### Work item
While reading through the material below, copy each line that holds the word "post".

### Task input
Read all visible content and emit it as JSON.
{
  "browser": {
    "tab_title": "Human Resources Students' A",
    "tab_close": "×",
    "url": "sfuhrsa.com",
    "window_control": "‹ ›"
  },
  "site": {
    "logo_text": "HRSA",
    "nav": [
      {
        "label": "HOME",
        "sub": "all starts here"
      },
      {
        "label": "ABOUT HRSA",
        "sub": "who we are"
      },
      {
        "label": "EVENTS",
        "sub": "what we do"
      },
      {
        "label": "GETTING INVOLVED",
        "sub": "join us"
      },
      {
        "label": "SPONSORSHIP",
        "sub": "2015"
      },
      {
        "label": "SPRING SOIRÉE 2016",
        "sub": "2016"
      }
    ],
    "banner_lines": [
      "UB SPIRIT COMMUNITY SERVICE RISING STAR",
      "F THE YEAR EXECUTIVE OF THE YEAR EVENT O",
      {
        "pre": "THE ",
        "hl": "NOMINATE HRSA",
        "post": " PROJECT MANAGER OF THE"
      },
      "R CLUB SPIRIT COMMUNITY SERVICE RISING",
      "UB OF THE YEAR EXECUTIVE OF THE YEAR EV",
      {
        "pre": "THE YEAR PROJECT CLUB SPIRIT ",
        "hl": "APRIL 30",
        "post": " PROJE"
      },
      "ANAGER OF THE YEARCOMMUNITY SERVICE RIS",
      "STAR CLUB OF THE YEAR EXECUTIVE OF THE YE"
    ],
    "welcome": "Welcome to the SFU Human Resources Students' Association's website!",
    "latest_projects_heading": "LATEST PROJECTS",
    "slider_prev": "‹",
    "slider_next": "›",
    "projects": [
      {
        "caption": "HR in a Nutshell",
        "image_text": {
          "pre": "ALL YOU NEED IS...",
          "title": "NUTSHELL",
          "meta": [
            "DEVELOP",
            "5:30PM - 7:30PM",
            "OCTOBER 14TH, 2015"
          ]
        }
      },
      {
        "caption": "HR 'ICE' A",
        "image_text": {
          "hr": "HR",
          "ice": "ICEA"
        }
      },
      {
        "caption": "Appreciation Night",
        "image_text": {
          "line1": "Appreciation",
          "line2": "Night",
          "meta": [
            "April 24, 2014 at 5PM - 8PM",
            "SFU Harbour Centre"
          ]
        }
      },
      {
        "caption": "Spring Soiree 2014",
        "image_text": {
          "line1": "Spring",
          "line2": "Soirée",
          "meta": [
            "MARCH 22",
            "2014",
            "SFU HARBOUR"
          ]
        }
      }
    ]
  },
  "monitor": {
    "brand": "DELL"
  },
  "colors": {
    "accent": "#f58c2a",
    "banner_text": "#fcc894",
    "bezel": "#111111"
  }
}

### Result of this exercise
        "post": " PROJECT MANAGER OF THE"
        "post": " PROJE"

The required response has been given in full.